Yet another “connected” device was outed as a potential this week – as researchers showed how ’s thermostat could be turned into a “fully-fledged spying device”.

Yet another “connected” device was outed as a potential spy this week – as researchers showed how Google’s Nest thermostat could be turned into a “fully-fledged spying device”.

Tom’s hardware acknowledged that Nest, designed by Tony Fadelll, a product expert known as “the father of the IPod” is among the more secure connected devices – but said that physical access could turn it into a spy device which could inform attackers of when you were home – and provide access to the home Wi-Fi credentials.

The result: “A house fully controlled by the attackers.”.

The researchers say that measures put in place to prevent wireless hacks against the Internet of Things icon actually allow a simpler, wired hack by pressing the power button, then inserting a USB Flash Drive. “However, the smartness of the thermostat also breeds security vulnerabilities, similar to all other smart consumer electronics.”

Internet of Things: Feel the heat

The hack is not the first against Google’s successful Internet of Things thermostat device – and like the earlier attack, it requires physical access to the Nest.

Yahoo News reports, though, that the scope of the attack is wide-rangng: “”Entering into that mode allows you to upload your own code, your custom code, which allows you to attack existing code, implant your own and reboot normally, but maybe have something else running in the background.

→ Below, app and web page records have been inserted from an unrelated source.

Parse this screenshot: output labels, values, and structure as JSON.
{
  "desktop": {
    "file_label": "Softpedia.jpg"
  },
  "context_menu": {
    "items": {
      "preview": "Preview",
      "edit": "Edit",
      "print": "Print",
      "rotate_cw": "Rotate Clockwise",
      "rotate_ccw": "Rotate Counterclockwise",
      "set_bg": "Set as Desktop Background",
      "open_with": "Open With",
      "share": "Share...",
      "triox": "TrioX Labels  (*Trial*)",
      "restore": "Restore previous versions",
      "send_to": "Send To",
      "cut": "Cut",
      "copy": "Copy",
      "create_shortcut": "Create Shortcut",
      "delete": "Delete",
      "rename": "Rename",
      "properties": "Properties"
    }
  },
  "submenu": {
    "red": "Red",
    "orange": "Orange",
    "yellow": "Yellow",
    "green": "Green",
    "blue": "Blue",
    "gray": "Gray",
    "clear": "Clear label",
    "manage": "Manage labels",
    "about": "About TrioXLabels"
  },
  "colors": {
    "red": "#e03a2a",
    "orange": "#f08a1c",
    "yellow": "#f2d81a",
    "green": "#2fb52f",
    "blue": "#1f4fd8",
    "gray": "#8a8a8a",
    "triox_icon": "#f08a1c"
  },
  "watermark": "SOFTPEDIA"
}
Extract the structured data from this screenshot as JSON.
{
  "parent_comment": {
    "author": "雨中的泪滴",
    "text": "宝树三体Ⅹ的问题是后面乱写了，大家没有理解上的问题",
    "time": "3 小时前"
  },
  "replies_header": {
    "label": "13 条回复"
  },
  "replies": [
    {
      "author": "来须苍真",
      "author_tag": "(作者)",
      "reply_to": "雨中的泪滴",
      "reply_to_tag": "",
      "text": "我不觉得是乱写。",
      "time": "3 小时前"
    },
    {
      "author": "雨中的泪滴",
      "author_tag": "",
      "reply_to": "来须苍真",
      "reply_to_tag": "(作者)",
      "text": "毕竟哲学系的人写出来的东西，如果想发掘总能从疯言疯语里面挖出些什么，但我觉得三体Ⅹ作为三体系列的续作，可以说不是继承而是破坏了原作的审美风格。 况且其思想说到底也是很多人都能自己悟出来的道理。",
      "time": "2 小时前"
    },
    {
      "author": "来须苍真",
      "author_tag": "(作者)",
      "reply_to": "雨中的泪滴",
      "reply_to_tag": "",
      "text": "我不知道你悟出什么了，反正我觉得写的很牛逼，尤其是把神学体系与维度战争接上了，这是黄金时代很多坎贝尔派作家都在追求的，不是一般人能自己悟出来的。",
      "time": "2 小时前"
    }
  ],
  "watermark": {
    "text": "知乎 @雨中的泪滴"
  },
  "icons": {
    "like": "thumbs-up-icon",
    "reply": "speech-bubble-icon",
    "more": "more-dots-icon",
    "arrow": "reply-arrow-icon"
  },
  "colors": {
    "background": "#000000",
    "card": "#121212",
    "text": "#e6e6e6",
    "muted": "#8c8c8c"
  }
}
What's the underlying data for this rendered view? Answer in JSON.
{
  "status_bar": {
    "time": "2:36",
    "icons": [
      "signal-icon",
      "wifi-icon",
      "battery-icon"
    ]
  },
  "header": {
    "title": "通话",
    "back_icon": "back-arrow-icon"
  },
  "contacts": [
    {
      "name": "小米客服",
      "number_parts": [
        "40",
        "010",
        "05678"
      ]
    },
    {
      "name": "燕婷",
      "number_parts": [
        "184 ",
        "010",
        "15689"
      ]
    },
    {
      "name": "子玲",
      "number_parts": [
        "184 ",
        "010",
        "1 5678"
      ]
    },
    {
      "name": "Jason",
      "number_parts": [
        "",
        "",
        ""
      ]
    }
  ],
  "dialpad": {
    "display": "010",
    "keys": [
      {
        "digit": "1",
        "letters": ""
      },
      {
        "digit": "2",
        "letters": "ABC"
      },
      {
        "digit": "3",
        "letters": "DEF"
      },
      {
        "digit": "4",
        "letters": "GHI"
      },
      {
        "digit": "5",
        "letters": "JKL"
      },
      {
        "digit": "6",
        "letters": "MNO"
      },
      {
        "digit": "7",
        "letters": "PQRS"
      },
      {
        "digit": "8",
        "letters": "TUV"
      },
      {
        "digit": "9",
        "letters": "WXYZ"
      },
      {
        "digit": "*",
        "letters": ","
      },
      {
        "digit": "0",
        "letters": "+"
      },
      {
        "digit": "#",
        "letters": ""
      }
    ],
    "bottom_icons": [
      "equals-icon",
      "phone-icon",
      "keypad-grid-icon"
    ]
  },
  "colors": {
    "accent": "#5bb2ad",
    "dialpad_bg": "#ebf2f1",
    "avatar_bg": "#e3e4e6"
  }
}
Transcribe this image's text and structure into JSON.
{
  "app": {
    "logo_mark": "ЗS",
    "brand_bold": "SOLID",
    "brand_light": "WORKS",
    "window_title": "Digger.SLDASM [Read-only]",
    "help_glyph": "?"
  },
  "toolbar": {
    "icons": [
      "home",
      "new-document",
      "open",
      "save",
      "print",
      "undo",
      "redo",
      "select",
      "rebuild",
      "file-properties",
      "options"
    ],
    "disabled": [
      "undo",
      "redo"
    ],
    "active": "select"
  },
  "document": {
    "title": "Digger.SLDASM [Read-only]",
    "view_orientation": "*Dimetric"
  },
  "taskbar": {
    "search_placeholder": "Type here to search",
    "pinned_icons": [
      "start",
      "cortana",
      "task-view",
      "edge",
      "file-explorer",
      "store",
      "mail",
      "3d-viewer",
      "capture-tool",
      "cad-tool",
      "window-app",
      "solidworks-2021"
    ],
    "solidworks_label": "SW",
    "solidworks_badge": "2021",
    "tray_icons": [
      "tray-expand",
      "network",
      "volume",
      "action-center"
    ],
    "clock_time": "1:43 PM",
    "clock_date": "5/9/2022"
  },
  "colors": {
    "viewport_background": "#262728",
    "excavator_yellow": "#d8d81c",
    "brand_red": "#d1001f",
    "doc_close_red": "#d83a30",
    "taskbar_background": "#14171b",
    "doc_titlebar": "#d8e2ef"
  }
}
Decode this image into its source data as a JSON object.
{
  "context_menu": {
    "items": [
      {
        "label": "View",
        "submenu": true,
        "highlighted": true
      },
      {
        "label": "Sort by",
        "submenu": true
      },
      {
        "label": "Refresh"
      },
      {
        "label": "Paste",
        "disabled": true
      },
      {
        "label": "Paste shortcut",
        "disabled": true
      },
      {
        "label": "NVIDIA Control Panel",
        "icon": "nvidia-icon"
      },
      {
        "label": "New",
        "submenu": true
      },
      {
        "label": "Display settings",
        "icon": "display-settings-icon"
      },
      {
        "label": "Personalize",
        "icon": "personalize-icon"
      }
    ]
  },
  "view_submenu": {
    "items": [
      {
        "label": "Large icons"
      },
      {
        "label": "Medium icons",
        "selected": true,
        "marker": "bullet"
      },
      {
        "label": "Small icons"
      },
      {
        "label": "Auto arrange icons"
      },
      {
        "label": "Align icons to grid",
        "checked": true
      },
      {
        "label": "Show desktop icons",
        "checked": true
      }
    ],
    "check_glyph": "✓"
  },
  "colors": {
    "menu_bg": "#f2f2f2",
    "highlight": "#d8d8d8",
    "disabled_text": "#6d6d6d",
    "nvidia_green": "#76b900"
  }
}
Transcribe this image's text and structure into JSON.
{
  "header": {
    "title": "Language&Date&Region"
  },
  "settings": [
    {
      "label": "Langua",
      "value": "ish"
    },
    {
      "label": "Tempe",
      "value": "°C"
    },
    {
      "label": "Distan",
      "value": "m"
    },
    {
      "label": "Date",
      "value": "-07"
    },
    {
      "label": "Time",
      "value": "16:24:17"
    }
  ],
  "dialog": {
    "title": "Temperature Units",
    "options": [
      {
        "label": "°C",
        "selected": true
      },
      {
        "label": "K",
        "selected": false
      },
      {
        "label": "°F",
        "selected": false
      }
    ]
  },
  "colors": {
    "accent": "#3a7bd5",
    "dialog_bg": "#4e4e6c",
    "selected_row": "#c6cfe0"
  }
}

We have access to the device on the highest level, and we can send stuff that Nest sends to us as well.”

House fully controlled by attackers

Nest has previously been , again using a USB device – allowing “total control” over the gadget. Any attacker would need physical access to the device, but once installed, the proof of concept code would allow an attacker to “make changes without ANY restrictions”,the researchers write.

ESET’s 2014 Mid-Year Threat Reportis to discuss the increasing security concerns over internet-connected devices in a segment entitled, “The Internet of (Infected) Things”. The full talk is available to download via

Source link


Please enter your comment!
Please enter your name here